It wouldn’t be a British summer without wasps making a nuisance of themselves. Whether they’re swarming around your home or when you’re eating outside, these pests are prevalent every single year. But do wasps actually have a purpose in the British garden? And why do they really sting us? Read on for our top 5 facts about wasps we bet you didn’t know.
- They contribute to pollination
Contrary to common belief, wasps do actually have an important function in the British garden. Both wasps and hornets are hunters, and spend time catching smaller flies and dead insects to feed to their young, as well as collecting nectar from local flowers. Similar to bees, wasps also help plants to pollinate. Though due to their bodies not being as fluffy as honey bees, they are not as effective as pollen doesn’t stick as well. In addition to this, wasps also play a vital part in protecting both gardens and farm crops by controlling pest populations.
- A wasps’ nest can move on in under 48 hours
Regardless of the size of the wasps’ nest, if the queen decides that the environment is not suitable (generally within the first 48 hours), she may decide to move to another location. That’s why it is important that a nest is not treated by a pest controller before this time.
- Wasps only sting when they feel under threat
When a wasp feels as though their nest, or more importantly their queen, is under attack, they emit a chemical in which sends a signal to warn the other wasps. It is important that you stay as still as possible as the other wasps may sting you to warn you away from the nest and defend the queen if you retaliate. Only female wasps can sting, and they will only ever sting you if you are close to their nest or they feel under threat.
- They do not die after they sting
Individual hornets can sting multiple times, yet unlike honey bees, hornets and wasps do not die after, as their stingers are not barbed and are not pulled out of their bodies.
- A wasps’ diet consists of a wide variety of prey
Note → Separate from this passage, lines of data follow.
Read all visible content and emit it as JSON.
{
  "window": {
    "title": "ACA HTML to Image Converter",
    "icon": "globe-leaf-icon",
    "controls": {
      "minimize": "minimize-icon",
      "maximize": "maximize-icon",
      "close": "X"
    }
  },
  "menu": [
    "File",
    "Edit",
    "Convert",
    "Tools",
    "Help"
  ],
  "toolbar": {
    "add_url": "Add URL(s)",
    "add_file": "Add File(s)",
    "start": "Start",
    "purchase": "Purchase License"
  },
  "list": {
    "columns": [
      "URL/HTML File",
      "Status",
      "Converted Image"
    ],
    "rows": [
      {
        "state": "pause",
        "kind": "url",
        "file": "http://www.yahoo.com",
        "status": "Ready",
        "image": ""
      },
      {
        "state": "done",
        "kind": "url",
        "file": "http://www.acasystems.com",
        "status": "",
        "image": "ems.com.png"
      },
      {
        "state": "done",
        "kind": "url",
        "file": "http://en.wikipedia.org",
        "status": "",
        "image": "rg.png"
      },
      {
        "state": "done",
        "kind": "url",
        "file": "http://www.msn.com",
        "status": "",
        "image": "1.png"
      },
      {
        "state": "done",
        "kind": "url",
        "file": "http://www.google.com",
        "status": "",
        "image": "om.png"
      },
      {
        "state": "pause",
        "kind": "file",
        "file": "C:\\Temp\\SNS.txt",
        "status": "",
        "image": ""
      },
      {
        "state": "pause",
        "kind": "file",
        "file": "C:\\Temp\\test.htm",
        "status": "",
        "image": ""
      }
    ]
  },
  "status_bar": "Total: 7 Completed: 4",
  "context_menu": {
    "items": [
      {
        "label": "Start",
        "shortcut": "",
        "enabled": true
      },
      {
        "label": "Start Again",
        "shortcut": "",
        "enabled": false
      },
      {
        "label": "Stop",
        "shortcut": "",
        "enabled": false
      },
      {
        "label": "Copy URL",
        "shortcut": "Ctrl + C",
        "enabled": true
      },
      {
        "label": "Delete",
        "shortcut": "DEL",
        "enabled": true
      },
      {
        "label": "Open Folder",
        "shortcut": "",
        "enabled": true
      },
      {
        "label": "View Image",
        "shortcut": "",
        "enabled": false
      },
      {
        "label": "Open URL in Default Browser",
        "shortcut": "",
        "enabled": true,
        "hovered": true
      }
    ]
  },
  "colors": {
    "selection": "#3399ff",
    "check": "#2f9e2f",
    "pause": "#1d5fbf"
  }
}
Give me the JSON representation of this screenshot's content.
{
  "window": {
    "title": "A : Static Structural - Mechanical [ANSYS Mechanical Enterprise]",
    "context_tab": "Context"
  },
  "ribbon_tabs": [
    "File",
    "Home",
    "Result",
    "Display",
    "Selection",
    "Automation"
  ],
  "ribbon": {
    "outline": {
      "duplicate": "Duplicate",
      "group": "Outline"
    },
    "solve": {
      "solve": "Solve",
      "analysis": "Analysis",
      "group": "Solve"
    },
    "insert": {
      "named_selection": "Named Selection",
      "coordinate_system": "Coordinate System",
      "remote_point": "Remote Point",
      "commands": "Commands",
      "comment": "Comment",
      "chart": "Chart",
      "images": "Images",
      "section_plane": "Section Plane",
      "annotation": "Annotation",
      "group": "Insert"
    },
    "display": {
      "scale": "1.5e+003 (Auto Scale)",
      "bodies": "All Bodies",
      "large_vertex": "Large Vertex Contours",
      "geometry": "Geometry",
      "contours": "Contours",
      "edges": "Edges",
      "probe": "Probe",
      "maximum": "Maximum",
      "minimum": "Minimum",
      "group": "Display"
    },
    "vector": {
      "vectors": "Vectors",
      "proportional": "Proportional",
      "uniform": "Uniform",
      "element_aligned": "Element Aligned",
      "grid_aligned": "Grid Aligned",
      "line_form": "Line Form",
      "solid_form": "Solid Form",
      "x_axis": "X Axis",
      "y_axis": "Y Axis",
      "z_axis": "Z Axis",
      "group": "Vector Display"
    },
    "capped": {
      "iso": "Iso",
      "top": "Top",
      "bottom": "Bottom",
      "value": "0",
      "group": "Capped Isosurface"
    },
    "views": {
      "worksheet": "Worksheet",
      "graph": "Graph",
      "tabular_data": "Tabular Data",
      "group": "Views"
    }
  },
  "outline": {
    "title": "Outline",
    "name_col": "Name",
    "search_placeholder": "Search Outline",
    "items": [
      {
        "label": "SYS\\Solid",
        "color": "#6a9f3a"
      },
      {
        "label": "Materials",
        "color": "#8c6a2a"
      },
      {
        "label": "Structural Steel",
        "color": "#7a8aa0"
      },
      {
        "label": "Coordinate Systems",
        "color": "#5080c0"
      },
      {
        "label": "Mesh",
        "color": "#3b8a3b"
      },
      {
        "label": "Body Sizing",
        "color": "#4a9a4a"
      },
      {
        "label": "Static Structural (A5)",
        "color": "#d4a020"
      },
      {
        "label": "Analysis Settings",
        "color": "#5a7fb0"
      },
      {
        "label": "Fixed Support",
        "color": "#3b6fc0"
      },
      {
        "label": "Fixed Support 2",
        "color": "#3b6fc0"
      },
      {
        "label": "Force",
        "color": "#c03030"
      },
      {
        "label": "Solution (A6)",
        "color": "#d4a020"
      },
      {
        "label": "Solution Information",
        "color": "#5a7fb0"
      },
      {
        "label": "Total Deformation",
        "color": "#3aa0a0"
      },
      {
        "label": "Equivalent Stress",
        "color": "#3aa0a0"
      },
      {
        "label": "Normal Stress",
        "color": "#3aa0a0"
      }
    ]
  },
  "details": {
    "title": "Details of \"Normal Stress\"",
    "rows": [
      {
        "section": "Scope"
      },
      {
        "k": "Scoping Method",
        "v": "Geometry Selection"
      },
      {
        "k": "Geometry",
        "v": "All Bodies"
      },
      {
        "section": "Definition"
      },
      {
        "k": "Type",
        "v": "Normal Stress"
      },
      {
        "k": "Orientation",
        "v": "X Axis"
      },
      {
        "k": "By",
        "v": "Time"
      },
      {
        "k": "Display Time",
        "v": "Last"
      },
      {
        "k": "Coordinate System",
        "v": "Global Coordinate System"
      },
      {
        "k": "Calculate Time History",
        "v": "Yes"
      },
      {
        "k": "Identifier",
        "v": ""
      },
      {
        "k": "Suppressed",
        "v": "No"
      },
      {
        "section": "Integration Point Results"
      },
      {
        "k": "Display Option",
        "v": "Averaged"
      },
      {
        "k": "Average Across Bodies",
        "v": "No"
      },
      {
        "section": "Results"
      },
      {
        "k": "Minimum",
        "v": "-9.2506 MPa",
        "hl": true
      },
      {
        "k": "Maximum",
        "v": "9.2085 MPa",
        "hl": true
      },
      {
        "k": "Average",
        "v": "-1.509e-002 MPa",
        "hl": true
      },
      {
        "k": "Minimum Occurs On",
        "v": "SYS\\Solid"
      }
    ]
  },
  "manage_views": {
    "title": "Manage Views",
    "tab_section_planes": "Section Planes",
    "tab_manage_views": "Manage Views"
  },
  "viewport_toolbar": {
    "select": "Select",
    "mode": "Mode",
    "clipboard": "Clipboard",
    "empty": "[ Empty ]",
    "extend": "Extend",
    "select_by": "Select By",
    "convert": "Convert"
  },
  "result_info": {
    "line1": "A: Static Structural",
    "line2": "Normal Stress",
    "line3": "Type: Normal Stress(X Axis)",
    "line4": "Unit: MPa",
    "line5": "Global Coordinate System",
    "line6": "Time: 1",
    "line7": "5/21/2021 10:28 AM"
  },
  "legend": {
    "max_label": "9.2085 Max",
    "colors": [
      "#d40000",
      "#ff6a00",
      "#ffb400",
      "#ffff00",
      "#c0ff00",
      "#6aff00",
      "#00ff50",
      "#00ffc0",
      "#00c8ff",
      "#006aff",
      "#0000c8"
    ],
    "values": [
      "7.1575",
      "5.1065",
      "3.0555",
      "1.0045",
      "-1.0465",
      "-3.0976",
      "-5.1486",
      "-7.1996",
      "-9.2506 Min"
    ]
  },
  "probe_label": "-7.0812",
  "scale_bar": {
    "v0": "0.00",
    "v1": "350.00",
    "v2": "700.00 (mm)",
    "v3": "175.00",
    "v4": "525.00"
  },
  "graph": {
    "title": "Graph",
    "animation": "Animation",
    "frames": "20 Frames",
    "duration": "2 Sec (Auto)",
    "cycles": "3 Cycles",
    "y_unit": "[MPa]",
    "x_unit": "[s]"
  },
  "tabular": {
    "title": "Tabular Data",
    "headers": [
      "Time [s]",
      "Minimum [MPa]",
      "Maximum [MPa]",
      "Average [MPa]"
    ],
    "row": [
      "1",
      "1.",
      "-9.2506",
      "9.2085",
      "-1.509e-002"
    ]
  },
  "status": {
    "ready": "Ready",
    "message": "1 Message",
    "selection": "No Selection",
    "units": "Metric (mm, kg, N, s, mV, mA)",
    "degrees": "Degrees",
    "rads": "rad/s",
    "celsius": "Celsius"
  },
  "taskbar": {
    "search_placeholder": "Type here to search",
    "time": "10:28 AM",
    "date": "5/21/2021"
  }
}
Only when they are adults do they feed on nectar, with most social wasps being omnivores, meaning that they eat both plants and other animals. Wasps enjoy sweet foods such as fruit and the aforementioned nectar, although are also known to protect gardens in terms of eating other garden pests such as spiders, other wasps and dead insects.
If you have noticed a wasps’ nest in your home, our pest control experts can be there to resolve your problem safely. Operating nationwide 24 hours a day, 7 days a week, Able Group provide a rapid emergency response time for all of your pest dilemmas, day or night.